Q Do you miss anything at UnitedHealth?
A The first month here, I've focused more on renewable energy. After Hudson Bay, I had dinner that weekend in Marshall [Minn.], where I grew up. I was talking to parents of my friends there on Medicare. These people with the most security still feel so insecure. I'm very interested in seeing how, from this vantage point, I can make a difference there. I had a group of people at United I loved working with. But it's very important to be sure you're doing things where you make the most impact. Not simply stay the course.
Q When you announced your departure from UnitedHealth last summer, the theories started swirling -- that you might be preparing for a career in Minnesota politics or in a possible Clinton administration, or that you were paving the way for a comeback for your husband, former state Rep. Matt Entenza, DFL-St. Paul.
A The reality is what I told you. I'm really interested in working internationally. While I founded UnitedHealth Europe, United is still a very domestic business. I've been involved in the DFL my whole life. Matt has his think tank now, Minnesota 2020. I worked for Bill Clinton in the first administration. When I got the call to work for the First Lady [on her health care reform plan] in 1993, it was really hard. The boys were young. But I felt I had to do it.
Q So have any presidential candidates called this time?
A I've talked to a number of candidates. I support Hillary Clinton.
Q Sorry to keep asking you the same question in different ways, but has Clinton asked you to join her?
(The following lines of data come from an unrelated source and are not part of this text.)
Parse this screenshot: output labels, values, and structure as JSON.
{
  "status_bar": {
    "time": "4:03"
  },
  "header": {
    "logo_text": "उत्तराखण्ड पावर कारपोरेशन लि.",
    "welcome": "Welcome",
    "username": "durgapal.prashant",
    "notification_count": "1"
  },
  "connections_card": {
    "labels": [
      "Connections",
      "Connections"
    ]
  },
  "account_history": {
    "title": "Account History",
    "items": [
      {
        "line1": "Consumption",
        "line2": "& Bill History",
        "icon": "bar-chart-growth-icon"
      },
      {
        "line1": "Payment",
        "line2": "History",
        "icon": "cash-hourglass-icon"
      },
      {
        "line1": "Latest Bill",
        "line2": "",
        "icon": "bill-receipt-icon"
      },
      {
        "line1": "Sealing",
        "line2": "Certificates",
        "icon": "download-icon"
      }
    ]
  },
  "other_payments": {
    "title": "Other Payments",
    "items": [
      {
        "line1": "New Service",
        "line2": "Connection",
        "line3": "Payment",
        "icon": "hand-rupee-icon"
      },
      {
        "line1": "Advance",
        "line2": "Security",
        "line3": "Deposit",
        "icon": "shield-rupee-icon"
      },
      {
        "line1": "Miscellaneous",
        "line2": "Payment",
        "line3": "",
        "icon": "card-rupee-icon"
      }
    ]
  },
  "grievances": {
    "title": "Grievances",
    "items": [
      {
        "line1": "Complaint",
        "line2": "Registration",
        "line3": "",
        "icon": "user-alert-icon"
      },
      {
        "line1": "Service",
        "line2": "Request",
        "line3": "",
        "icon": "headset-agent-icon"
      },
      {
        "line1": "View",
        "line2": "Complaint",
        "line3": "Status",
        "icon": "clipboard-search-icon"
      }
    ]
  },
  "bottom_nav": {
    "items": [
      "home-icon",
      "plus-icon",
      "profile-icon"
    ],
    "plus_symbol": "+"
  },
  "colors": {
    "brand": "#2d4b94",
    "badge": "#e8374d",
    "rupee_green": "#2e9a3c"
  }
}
A I'm going to keep not answering you. I'm focused on this.
Chen May Yee • 612-673-7434